Copy every line of the records exactly, without including the images.

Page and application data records
■ ■ ■ ■ ■ ■ ■

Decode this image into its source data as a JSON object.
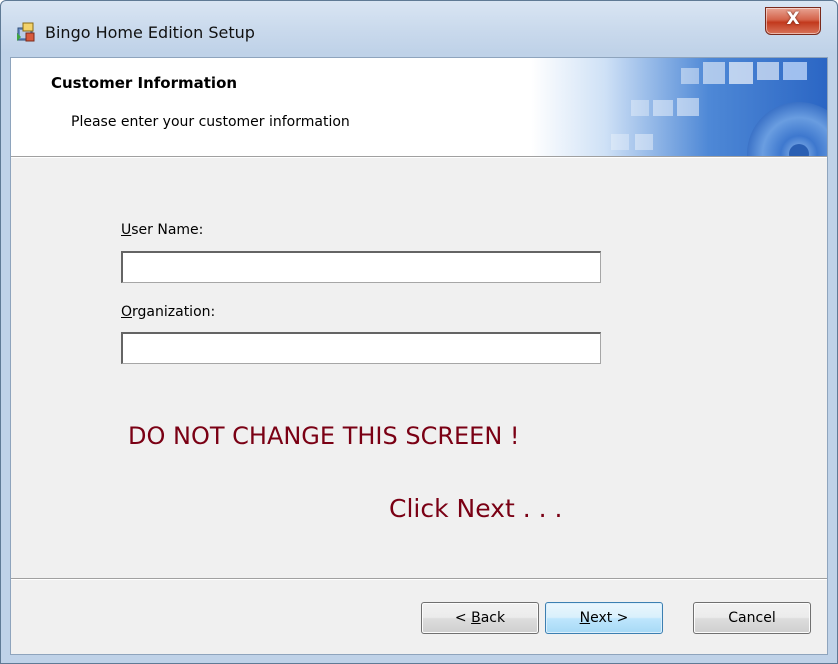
{
  "window": {
    "title": "Bingo Home Edition Setup",
    "close_glyph": "X"
  },
  "header": {
    "title": "Customer Information",
    "subtitle": "Please enter your customer information"
  },
  "form": {
    "user_name": {
      "label_mnemonic": "U",
      "label_rest": "ser Name:",
      "value": ""
    },
    "organization": {
      "label_mnemonic": "O",
      "label_rest": "rganization:",
      "value": ""
    }
  },
  "notice": {
    "line1": "DO NOT CHANGE THIS SCREEN !",
    "line2": "Click Next . . ."
  },
  "buttons": {
    "back": {
      "prefix": "< ",
      "mnemonic": "B",
      "rest": "ack"
    },
    "next": {
      "mnemonic": "N",
      "rest": "ext >"
    },
    "cancel": {
      "label": "Cancel"
    }
  },
  "colors": {
    "notice_text": "#7a0014",
    "default_button_border": "#3c7fb1",
    "close_button": "#c2391d"
  },
  "icons": {
    "app": "installer-package-icon",
    "close": "close-icon",
    "banner": "computer-disc-graphic"
  }
}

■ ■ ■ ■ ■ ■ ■

WORKED SOLUTION -
Decode this image into its source data as a JSON object.
{
  "window": {
    "title": "Bingo Home Edition Setup",
    "close_glyph": "X"
  },
  "header": {
    "title": "Customer Information",
    "subtitle": "Please enter your customer information"
  },
  "form": {
    "user_name": {
      "label_mnemonic": "U",
      "label_rest": "ser Name:",
      "value": ""
    },
    "organization": {
      "label_mnemonic": "O",
      "label_rest": "rganization:",
      "value": ""
    }
  },
  "notice": {
    "line1": "DO NOT CHANGE THIS SCREEN !",
    "line2": "Click Next . . ."
  },
  "buttons": {
    "back": {
      "prefix": "< ",
      "mnemonic": "B",
      "rest": "ack"
    },
    "next": {
      "mnemonic": "N",
      "rest": "ext >"
    },
    "cancel": {
      "label": "Cancel"
    }
  },
  "colors": {
    "notice_text": "#7a0014",
    "default_button_border": "#3c7fb1",
    "close_button": "#c2391d"
  },
  "icons": {
    "app": "installer-package-icon",
    "close": "close-icon",
    "banner": "computer-disc-graphic"
  }
}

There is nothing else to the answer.